The theme for Warren’s 2009-2010 yearbook “High Definition” was chosen at the camp. This theme, chosen democratically from numerous other options, revolves around the idea of highlighting the best-quality moments in life, undoubtedly a perfect theme for the upcoming yearbook. Not to be taken lightly, yearbook camp shapes the students within the staff to successfully work as a team, and is the kick-off of beginning the new album of memories that is produced by the end of each year.
Most people see the yearbook as a symbol of the end of the year and past memories. However, to the hardworking staff, the yearbook is a fresh project that requires the commitment and effort of a dedicated team, even before the school year begins. Perhaps this is why yearbook advisor Cory Catalano encouraged his staff to attend yearbook camp this summer at Chapman University.
In fact, Catalano advocated staff members’ participation in this camp to such an extent that he even provided scholarship opportunities to cover the cost of the program. Although not mandatory, several students from Warren High School attended yearbook camp this summer. Running from July 31 to Aug. 3, students who attended the camp spent four days within the dorms of the university, and were required to follow a strict schedule that was planned for each day.
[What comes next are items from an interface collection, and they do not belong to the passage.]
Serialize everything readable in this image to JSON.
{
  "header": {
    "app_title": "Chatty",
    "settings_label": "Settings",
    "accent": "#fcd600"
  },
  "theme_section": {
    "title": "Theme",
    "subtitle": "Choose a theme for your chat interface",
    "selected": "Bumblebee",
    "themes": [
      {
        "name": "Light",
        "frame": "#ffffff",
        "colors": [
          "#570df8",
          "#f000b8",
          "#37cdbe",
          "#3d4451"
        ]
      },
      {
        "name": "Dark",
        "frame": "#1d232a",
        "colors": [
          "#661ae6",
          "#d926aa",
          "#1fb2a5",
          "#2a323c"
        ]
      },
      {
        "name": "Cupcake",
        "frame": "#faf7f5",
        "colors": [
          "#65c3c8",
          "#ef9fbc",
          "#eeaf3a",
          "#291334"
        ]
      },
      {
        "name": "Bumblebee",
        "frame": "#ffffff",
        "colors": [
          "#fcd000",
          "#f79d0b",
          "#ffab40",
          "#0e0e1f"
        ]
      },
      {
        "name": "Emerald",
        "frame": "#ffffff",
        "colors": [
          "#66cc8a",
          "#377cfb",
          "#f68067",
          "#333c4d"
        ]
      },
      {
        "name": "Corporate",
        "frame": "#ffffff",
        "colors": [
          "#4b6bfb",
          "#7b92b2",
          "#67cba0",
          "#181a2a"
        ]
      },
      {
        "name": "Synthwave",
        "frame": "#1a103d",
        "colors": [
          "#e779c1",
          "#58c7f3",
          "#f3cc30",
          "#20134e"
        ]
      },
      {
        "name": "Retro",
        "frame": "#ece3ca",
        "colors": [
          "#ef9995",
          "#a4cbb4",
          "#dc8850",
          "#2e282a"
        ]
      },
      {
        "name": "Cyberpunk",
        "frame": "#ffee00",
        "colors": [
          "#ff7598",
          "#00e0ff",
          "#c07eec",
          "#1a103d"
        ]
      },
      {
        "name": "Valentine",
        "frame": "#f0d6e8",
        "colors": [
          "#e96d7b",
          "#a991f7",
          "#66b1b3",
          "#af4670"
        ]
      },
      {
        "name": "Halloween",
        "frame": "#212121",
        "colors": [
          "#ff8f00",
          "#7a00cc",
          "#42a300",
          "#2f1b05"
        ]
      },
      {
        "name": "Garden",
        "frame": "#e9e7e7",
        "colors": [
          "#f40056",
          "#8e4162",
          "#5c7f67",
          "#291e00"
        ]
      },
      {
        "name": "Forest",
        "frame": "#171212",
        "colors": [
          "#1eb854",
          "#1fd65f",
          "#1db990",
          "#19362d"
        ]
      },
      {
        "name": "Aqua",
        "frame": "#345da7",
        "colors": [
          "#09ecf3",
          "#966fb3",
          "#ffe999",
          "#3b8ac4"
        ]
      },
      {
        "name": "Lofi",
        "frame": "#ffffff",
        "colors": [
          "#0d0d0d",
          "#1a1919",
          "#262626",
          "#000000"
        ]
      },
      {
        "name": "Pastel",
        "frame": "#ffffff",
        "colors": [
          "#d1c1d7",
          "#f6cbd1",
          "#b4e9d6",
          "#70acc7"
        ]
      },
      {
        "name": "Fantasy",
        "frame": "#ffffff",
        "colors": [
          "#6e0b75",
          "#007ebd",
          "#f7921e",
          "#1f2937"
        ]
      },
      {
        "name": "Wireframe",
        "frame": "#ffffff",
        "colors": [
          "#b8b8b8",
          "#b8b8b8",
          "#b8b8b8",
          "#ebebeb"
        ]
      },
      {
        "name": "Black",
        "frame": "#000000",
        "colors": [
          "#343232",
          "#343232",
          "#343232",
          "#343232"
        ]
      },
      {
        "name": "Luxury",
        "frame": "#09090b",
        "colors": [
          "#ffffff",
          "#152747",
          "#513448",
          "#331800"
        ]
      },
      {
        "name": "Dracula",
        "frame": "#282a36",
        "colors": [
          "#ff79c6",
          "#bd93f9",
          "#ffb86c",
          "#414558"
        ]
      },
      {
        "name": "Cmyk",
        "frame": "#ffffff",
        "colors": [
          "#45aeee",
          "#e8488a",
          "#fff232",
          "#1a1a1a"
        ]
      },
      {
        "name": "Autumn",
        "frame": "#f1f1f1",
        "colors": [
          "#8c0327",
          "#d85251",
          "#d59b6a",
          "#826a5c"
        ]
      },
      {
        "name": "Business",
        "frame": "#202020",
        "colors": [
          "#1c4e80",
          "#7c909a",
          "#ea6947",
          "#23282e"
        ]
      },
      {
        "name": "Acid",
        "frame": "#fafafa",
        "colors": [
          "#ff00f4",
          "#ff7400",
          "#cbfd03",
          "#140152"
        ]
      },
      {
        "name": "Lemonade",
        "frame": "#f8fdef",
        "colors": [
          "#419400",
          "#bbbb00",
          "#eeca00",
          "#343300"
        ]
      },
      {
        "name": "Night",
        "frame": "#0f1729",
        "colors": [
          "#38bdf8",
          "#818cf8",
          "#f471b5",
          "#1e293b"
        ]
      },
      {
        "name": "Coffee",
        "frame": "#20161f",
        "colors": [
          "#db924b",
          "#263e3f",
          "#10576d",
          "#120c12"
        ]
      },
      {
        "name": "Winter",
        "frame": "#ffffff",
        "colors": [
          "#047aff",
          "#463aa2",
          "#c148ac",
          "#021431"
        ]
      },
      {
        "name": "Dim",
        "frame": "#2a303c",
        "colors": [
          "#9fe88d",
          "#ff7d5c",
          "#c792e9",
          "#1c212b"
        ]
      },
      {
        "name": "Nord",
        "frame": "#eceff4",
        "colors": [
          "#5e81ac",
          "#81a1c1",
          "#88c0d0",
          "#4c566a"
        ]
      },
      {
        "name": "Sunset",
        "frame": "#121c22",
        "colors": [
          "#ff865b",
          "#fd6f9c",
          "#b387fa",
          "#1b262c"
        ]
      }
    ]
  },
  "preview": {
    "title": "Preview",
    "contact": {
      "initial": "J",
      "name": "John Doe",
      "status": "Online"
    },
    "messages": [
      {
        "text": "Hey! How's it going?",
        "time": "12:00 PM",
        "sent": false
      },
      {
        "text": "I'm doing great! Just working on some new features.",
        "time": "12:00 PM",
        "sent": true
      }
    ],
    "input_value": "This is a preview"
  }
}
“Yearbook camp was an experience that allowed me to get really involved into the yearbook process,” said editor-in-chief of Warren’s yearbook staff, Irwin Luna.
Other members of the staff felt as Luna did, especially with the intense curriculum calling for every student’s participation and profuse attention. Throughout this period of discipline, students were trained to grasp the specific skills needed to function properly within their staff in order to successfully create a yearbook.
One of the most important things they learned included a tutorial on how to use the software InDesign, a computer program universally used to create yearbooks. In addition, there were several other workshops that each school staff could sign up for according to the staff’s best judgment of the most beneficial workshop.
The students were also given time to meet together as a unified staff and work on completing some of the basic necessities of the actual yearbook, a requirement of the program. A crucial week of training, the yearbook staff was truly committed to prepare for the new school year and its challenges, and will be rewarded when “High Definition” materializes into a phenomenal historic account of 2009-10.
Published: September 4, 2009 – Volume 8 – Issue 20